Mile 12, people… here we go… so close….
I’m writing this from the hotel room in Salt Lake City- our last night of a 10-day vacation to Yellowstone and The Grand Tetons. With some amazing planning by Rob, this has been the trip of a lifetime for sure.
We saw every bit of wildlife imaginable including 9 moose yesterday, 10 bears, coyotes, elk, bison, eagles, fox, pronghorn, owls, and even a wolf eating a baby bison (which had died of natural causes). The scenery and unique geological features here are outstanding- leaving us in awe of the Creator behind such design.
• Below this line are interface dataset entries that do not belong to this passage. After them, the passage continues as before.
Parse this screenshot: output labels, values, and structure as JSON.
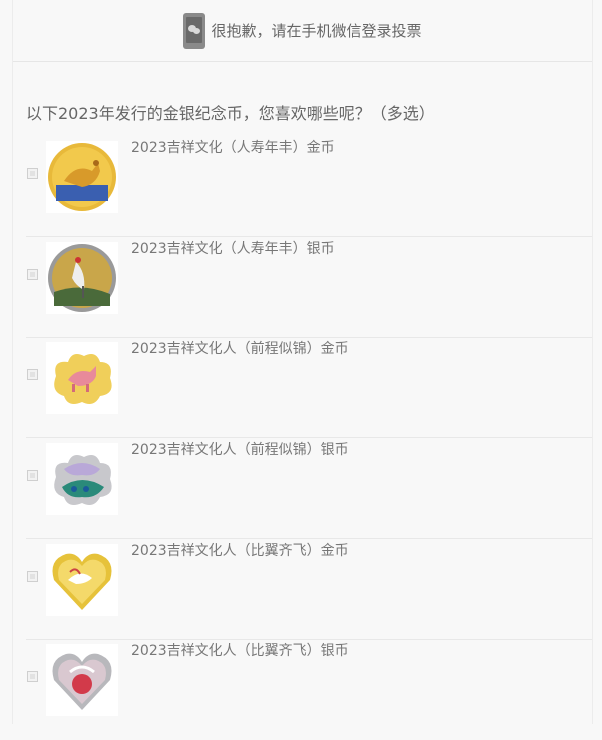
{
  "notice": {
    "text": "很抱歉，请在手机微信登录投票",
    "icon": "wechat-phone-icon"
  },
  "question": {
    "text": "以下2023年发行的金银纪念币，您喜欢哪些呢？（多选）"
  },
  "options": [
    {
      "label": "2023吉祥文化（人寿年丰）金币",
      "coin": "gold-round-deer"
    },
    {
      "label": "2023吉祥文化（人寿年丰）银币",
      "coin": "silver-round-crane"
    },
    {
      "label": "2023吉祥文化人（前程似锦）金币",
      "coin": "gold-cloud-horse"
    },
    {
      "label": "2023吉祥文化人（前程似锦）银币",
      "coin": "silver-cloud-peacock"
    },
    {
      "label": "2023吉祥文化人（比翼齐飞）金币",
      "coin": "gold-heart-cranes"
    },
    {
      "label": "2023吉祥文化人（比翼齐飞）银币",
      "coin": "silver-heart-swans"
    }
  ],
  "colors": {
    "background": "#f8f8f8",
    "text": "#666666",
    "gold": "#e8c23a",
    "silver": "#c8c8c8"
  }
}
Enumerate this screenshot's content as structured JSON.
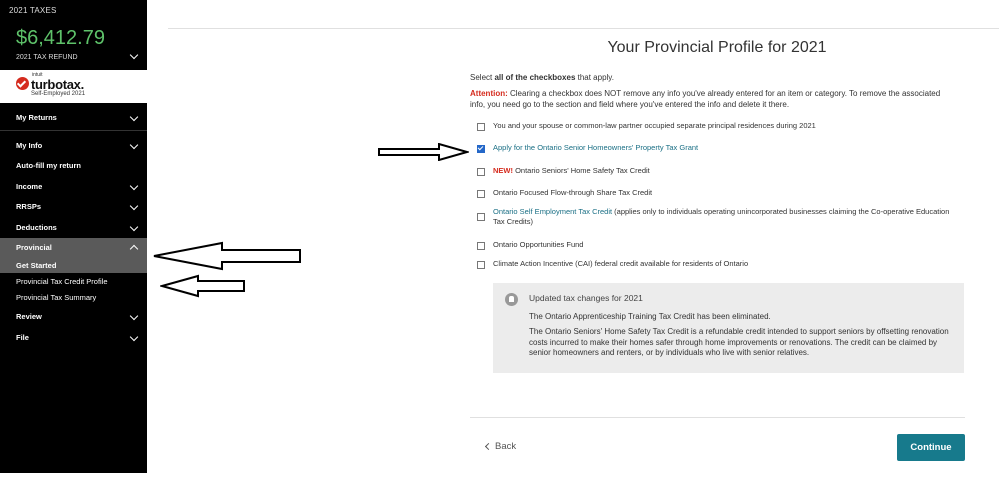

Rob and I came here before we had children, but it was especially nice to see the wonder through the girls’ eyes this time. We knew we wanted to bring them here when they got old enough because it’s so gorgeous with so many unique things to see. They made me proud with their hiking skills (though not so much if you actually told them they were “hiking”) and with their excitement for wildlife. But 10 days without a break meant a lot of fighting in the car, too. Seriously though- you can only tell someone is looking at you if you are also looking at them. How is this still an argument!?!
All in all, it’s been an amazing week. I wonder what the girls will remember and tell their children about someday. The cold rafting trip down the snake river? “Moosefest 2019” (our nickname for when we saw all the moose in one evening)? The wagon ride to a mountain cookout?
Digging for fossils? Earning their Junior Ranger badges in the Tetons? Probably the free cookie at the hotel room tonight. Whatever the case, I hope the trip has sparked an interest in them that will never fade. I know it never will for me.